UK equities have amply rewarded investors for taking risk this year but will it be the same in 2007?
The first thing to consider is that UK equity returns depend more on global economic trends than merely what happens in the UK. There has been a rather dull economic environment in Britain over the last year.
The housing market has recovered and consumer spending has picked up but growth has struggled to reach trend. Some slowdown in domestic demand is expected in the next year as interest rate rises affect the housing market and the consumer.
Don’t expect the retail sector to be a star performer against that backdrop.
The global economy is also set to be softer in 2007. The US is slowing and recent data from Europe has been disappointing. The German economy, for example, has to deal with a significant VAT increase in 2007 and the European Central Bank seems certain to raise interest rates again. With the euro strong against the dollar and the yen, there are more downside risks to European growth. In Asia, China appears to be growing strongly still but the extent to which it can continue to do so when the US is slowing is questionable.
Certain sectors of the UK equity market have been beneficiaries of the global economic expansion. These include oil and gas, mining and other basic materials and some industrials. Rising demand for commodities in Asia and the impact this has had on prices have boosted share prices in some of these sectors. Industrials have benefited from the boom in world trade. If global growth slows next year, some of the potential drivers of UK equity prices will not be so strong.
The cyclical backdrop is set to be less supportive.

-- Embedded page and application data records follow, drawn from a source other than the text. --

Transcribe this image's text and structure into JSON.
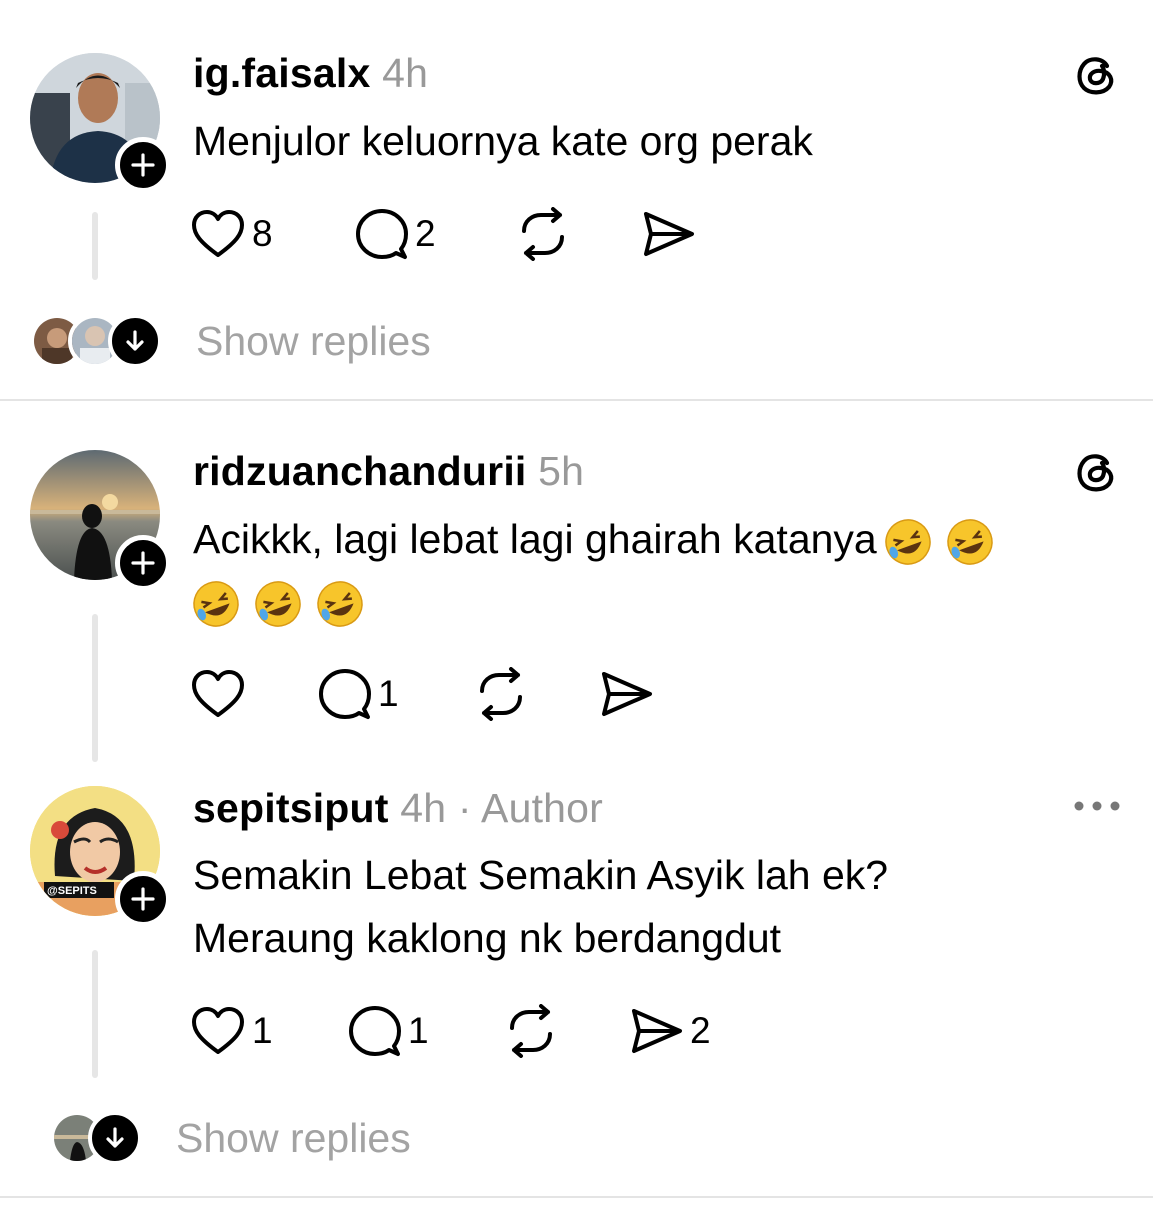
{
  "posts": [
    {
      "username": "ig.faisalx",
      "time": "4h",
      "text": "Menjulor keluornya kate org perak",
      "likes": "8",
      "comments": "2",
      "show_replies": "Show replies"
    },
    {
      "username": "ridzuanchandurii",
      "time": "5h",
      "text_line1": "Acikkk, lagi lebat lagi ghairah katanya",
      "likes": "",
      "comments": "1"
    },
    {
      "username": "sepitsiput",
      "time": "4h",
      "author_tag": "· Author",
      "text_line1": "Semakin Lebat Semakin Asyik lah ek?",
      "text_line2": "Meraung kaklong nk berdangdut",
      "likes": "1",
      "comments": "1",
      "shares": "2",
      "avatar_watermark": "@SEPITS",
      "show_replies": "Show replies"
    }
  ],
  "icons": {
    "threads": "threads-logo-icon",
    "like": "heart-icon",
    "comment": "comment-bubble-icon",
    "repost": "repost-icon",
    "share": "send-icon",
    "more": "more-options-icon",
    "follow": "plus-icon",
    "expand": "arrow-down-icon",
    "emoji": "rolling-on-floor-laughing-emoji"
  }
}
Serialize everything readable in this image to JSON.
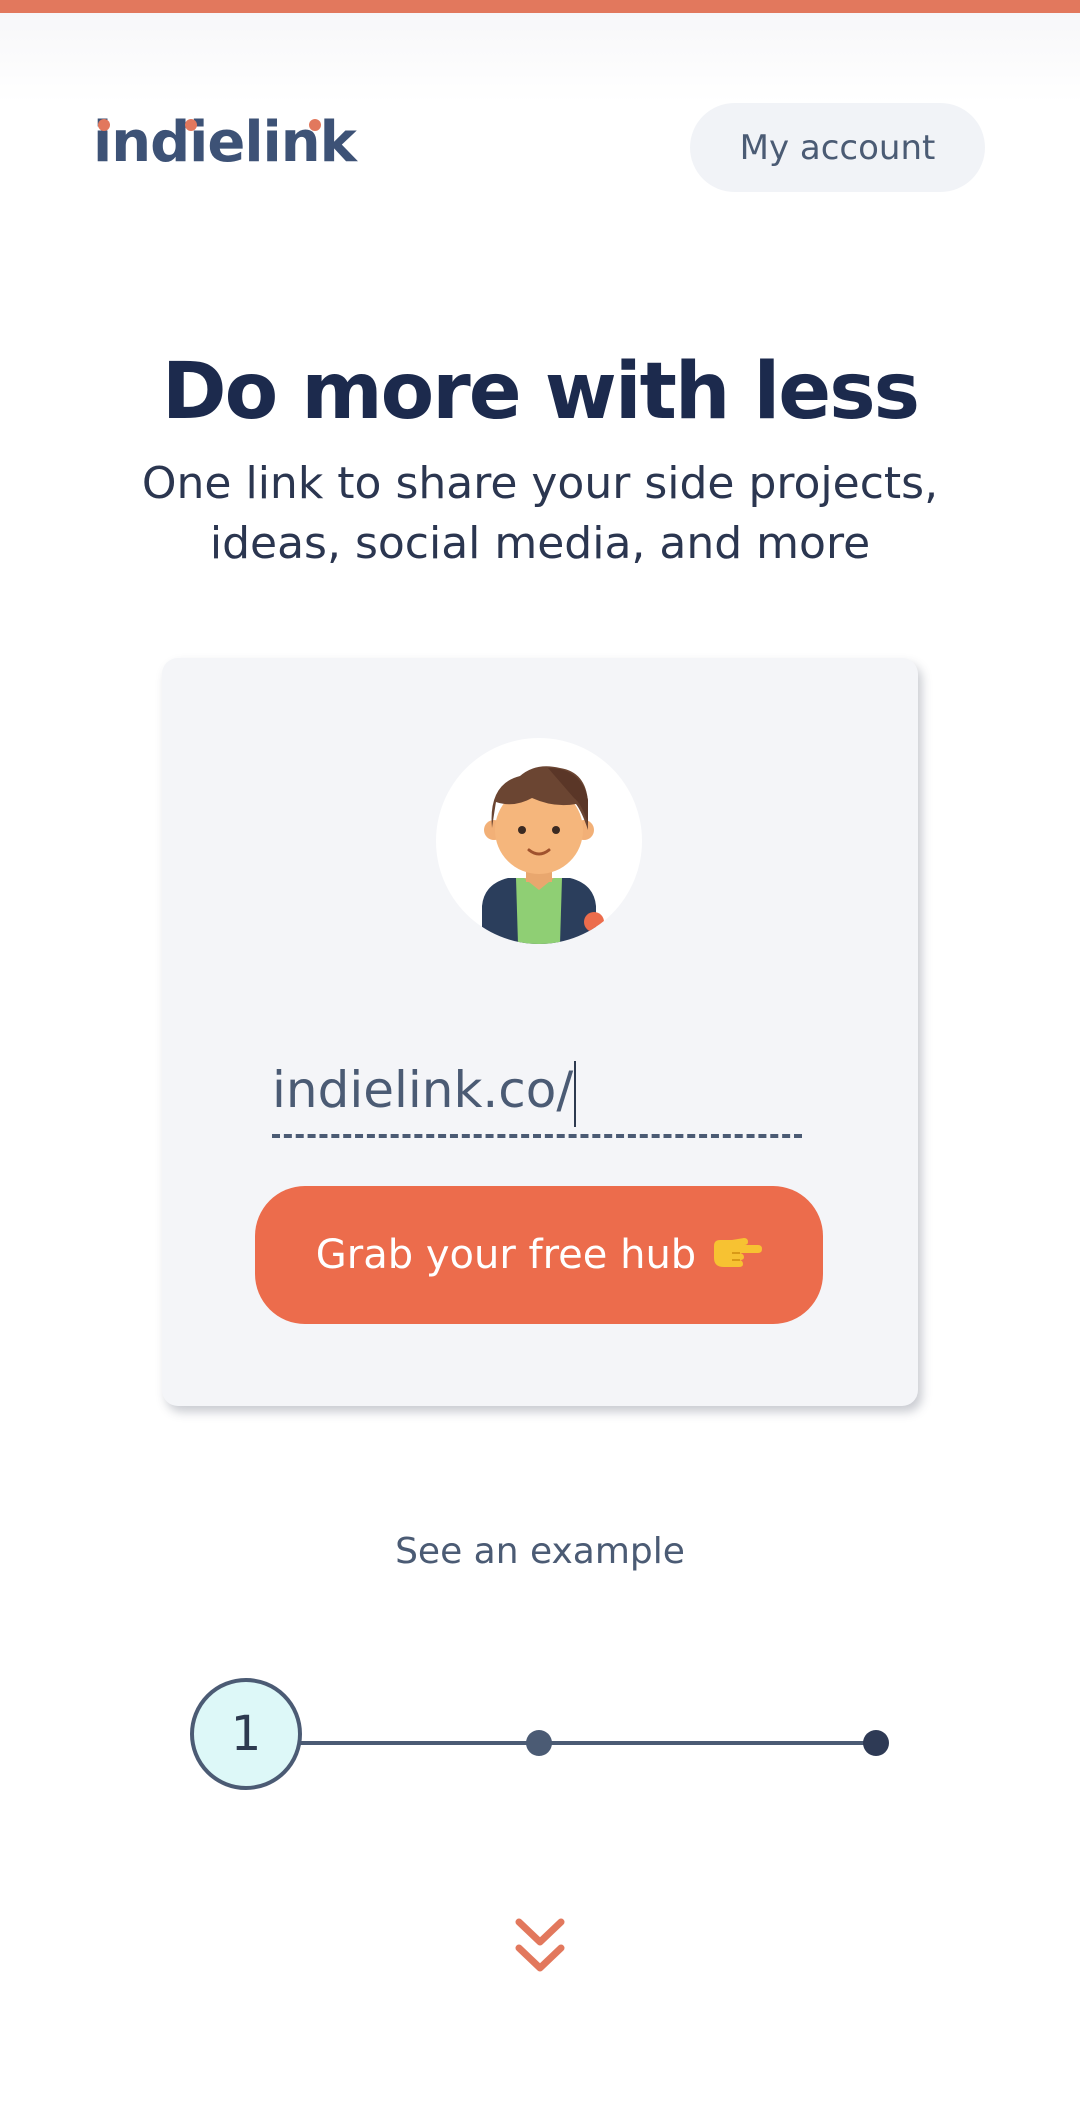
{
  "brand": {
    "logo_text": "indielink",
    "accent_color": "#e2785d",
    "text_color": "#3d5276"
  },
  "header": {
    "account_label": "My account"
  },
  "hero": {
    "title": "Do more with less",
    "subtitle": "One link to share your side projects, ideas, social media, and more"
  },
  "signup_card": {
    "avatar_icon": "avatar-person-icon",
    "url_prefix": "indielink.co/",
    "url_value": "",
    "cta_label": "Grab your free hub",
    "cta_emoji": "👉",
    "cta_color": "#ec6c4c"
  },
  "example_link": "See an example",
  "stepper": {
    "current_step_label": "1",
    "total_steps": 3,
    "current_step": 1
  },
  "scroll_indicator_icon": "double-chevron-down-icon"
}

Leading global indicators have turneddown which usually signalsa period when equity returnsare less robust. However,a global recession is not onthe cards for 2007. Moreover,when we think about otherinfluences on equity markets,the outlook is far from gloomy.
Liquidity remains ample. Globally, interest rate levels are hardly restrictive. In the UK, M4 growth is running between 12 and 15 per cent. This is boosting housing and also stock prices as much of his liquidity is generated in the corporate sector. It manifests itself in private equity bids for listed companies and other merger and acquisition activity. This has boosted shares in some sectors andwill continue to do so in 2007.
Second, valuations are attractive. The UK market is on a forward price/earnings multiple of 12. The dividend yield remains a major source of attraction for UK stocks and certainly the implied risk premium in equities relative to bonds remains very high. Some may argue that equity markets are not particularly cheap but, equally, the case can be put that bond markets remain very expensive.
The level of the equity market would only be a problem if we saw a major earnings’ downturn next year. There is little sign of that. Where it might happen – in oil and gas, for example – share prices have already retreated. If earnings do slow, the sectors most at risk are some of the lower value cyclicals like chemicals and general industrials. The more cautious investor might prefer to avoid the more cyclical parts of the market and look to higher-yielding,less globally influenced parts of the market. Banks, insurance and telecoms look attractive on that basis.
The consensus is for slower global economic growth in 2007. It will mean slower profits and sales but also lower interest rates and the prospect of a recovery in 2008. A harder landing would require more of a retrenchment in the corporate sector but that remains a low-probability outcome at this stage.
Chris Iggo is UK senior investment strategist at Axa Investment Managers